An independent laboratory can examine your blood sample to see whether or not it was fermented or clotted. A competent DUI defense attorney will know what defenses could help absolve you of your charges, such as:

  • The rising blood alcohol DUI defense- meaning you were not driving with a BAC of 0.08% or higher, even though your BAC level registered 0.08% or higher at the time of testing
  • California's Title 17 rules were not followed and thus your sample should be thrown out

Remember: it is not against the law to have a BAC of 0.08% or above at the police station when your blood was taken. It is only against the law to drive with a BAC of 0.08% or above.

How can Attorney Mark R. De Yoe help?

If any error occurred during blood testing, Attorney Mark R. De Yoe will collect all the evidence he needs to expose sample inaccuracy. Sometimes a vial comes from a pre-prepared test kit, and if this was the case in your situation, Mr. De Yoe can make sure that the vial was vacuum sealed, that the right type and amount of chemicals were present in the vial and that the vial was not past its expiration date.

Questions that Attorney De Yoe will ask include the following:

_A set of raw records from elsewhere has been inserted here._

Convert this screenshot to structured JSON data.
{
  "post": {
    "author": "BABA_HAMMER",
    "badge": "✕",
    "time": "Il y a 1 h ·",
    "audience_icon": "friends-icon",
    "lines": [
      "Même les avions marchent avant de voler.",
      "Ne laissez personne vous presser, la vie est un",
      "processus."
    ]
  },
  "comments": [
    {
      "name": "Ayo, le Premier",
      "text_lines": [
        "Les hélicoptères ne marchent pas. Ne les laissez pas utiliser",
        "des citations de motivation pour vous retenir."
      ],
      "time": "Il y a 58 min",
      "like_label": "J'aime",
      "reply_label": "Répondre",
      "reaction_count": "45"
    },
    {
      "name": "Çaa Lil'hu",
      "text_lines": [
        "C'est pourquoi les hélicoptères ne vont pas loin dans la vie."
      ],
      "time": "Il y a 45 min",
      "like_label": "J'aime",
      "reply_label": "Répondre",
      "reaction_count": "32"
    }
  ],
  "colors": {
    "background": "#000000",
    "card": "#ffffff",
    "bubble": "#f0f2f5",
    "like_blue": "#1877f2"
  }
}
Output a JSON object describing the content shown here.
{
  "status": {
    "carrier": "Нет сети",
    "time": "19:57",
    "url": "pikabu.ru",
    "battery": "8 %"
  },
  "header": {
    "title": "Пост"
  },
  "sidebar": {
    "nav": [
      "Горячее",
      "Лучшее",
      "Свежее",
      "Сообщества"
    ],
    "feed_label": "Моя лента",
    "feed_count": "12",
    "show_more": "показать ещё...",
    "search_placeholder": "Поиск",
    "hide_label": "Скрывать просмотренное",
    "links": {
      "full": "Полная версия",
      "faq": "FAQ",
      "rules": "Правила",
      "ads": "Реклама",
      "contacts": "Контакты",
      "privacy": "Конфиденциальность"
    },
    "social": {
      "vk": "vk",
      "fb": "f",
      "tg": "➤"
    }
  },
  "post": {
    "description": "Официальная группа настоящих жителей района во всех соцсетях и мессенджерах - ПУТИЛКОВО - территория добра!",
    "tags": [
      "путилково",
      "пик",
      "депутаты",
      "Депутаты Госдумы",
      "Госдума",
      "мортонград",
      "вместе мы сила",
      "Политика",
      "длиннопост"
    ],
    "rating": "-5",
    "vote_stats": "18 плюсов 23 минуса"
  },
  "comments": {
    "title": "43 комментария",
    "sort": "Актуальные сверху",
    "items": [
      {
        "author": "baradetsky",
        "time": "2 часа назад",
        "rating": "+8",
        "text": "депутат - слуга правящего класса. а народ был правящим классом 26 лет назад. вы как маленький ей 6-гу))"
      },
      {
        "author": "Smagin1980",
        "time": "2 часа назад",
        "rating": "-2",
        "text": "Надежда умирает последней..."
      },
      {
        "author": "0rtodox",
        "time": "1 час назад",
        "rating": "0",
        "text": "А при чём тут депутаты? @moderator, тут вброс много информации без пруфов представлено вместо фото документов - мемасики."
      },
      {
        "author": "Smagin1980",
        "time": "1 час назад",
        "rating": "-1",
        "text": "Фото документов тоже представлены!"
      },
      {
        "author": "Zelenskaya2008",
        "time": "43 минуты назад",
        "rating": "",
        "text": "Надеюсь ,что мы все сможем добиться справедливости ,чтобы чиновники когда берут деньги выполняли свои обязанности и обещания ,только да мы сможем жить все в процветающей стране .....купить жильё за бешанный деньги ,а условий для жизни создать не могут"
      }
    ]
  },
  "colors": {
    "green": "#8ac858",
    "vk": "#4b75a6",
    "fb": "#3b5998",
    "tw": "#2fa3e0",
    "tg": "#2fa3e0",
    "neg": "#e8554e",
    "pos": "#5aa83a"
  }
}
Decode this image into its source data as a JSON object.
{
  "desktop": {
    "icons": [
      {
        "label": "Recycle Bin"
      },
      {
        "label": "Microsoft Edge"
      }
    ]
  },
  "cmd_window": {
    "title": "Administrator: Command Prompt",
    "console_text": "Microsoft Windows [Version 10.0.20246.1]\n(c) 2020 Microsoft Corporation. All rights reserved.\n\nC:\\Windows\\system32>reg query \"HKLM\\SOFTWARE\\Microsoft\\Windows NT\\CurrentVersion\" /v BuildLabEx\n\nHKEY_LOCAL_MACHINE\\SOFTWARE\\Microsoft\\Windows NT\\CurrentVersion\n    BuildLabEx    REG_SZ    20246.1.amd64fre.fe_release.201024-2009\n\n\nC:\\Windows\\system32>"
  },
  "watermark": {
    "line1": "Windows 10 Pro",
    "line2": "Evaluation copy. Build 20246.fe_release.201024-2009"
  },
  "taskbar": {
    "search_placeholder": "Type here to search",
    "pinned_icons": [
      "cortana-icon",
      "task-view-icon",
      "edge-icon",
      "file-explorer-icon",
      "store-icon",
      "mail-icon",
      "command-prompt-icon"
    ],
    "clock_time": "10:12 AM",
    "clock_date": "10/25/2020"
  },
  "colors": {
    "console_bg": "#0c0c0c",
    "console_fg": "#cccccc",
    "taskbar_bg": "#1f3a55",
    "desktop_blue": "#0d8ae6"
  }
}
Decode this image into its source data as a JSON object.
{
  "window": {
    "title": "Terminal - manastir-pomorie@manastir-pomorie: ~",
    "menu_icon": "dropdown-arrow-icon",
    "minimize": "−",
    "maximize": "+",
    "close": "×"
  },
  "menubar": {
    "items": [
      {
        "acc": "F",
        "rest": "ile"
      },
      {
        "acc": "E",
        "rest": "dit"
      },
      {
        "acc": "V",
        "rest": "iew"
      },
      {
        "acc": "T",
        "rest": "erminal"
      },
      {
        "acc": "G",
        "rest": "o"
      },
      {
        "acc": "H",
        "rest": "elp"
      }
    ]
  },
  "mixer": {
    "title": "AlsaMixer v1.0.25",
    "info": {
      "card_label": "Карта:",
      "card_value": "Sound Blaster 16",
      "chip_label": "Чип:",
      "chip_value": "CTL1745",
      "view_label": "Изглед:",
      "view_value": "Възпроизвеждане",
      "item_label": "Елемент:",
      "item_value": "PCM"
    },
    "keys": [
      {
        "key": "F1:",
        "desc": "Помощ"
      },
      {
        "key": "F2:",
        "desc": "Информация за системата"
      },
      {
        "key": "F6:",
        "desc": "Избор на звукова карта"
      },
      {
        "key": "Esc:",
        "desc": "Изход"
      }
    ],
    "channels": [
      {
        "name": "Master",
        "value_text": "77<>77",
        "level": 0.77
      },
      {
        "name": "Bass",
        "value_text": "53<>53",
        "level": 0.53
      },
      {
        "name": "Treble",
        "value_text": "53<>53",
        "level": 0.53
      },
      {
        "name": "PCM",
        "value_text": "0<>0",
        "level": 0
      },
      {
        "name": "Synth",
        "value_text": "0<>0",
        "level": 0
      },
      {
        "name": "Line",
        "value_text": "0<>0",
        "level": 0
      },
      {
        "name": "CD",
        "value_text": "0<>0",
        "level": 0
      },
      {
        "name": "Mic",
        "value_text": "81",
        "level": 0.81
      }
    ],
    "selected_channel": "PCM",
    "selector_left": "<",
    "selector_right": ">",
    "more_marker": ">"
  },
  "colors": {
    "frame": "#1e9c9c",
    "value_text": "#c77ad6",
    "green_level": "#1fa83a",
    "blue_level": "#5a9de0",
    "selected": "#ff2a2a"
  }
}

  • Was the site disinfected before blood was drawn?
  • How old was the swab used?
  • Was the correct motion used (circular, beginning from the center and working outwards rather than back and forth which pushed the spore around).
  • Did the vial have the appropriate top seal?
  • Was the proper type and amount of preservative used?
  • Was the vial past its expiration date?
  • Was the blood and preservative properly mixed?
  • Was the blood sample

If you believe your blood test results were wrong, contact Attorney Mark R. De Yoe and he will put more than 30 years of legal experience to work on your behalf! Call our San Diego office today to schedule your free case evaluation!